───── Supplied material

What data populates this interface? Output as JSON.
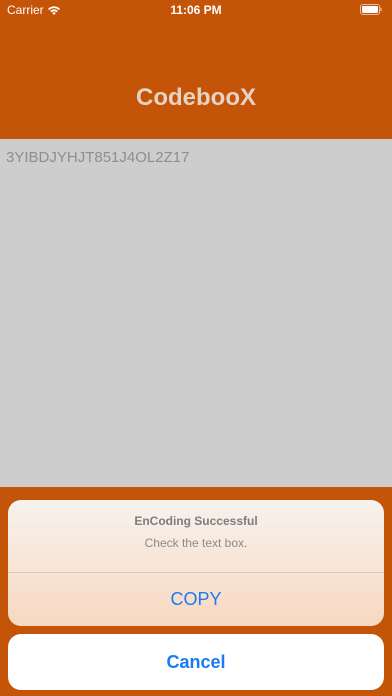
{
  "status_bar": {
    "carrier": "Carrier",
    "time": "11:06 PM"
  },
  "nav": {
    "title": "CodebooX"
  },
  "text_box": {
    "content": "3YIBDJYHJT851J4OL2Z17"
  },
  "alert": {
    "title": "EnCoding Successful",
    "message": "Check the text box.",
    "copy_label": "COPY",
    "cancel_label": "Cancel"
  },
  "colors": {
    "brand_orange": "#c45508",
    "action_blue": "#1a7cf3"
  },
  "icons": [
    "wifi-icon",
    "battery-icon"
  ]
}
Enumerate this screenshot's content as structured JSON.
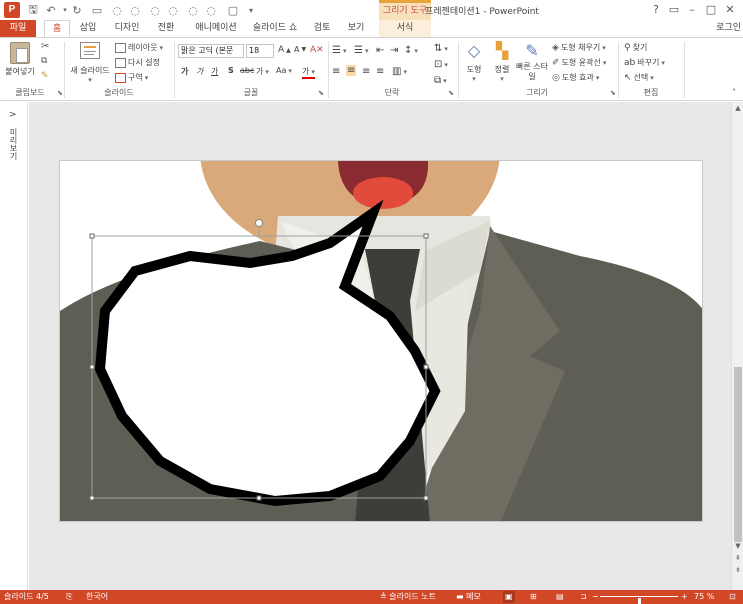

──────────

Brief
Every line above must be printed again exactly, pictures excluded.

Task response
What data populates this interface? Output as JSON.
{
  "status_bar": {
    "carrier": "Carrier",
    "time": "11:06 PM"
  },
  "nav": {
    "title": "CodebooX"
  },
  "text_box": {
    "content": "3YIBDJYHJT851J4OL2Z17"
  },
  "alert": {
    "title": "EnCoding Successful",
    "message": "Check the text box.",
    "copy_label": "COPY",
    "cancel_label": "Cancel"
  },
  "colors": {
    "brand_orange": "#c45508",
    "action_blue": "#1a7cf3"
  },
  "icons": [
    "wifi-icon",
    "battery-icon"
  ]
}
Enumerate this screenshot's content as structured JSON.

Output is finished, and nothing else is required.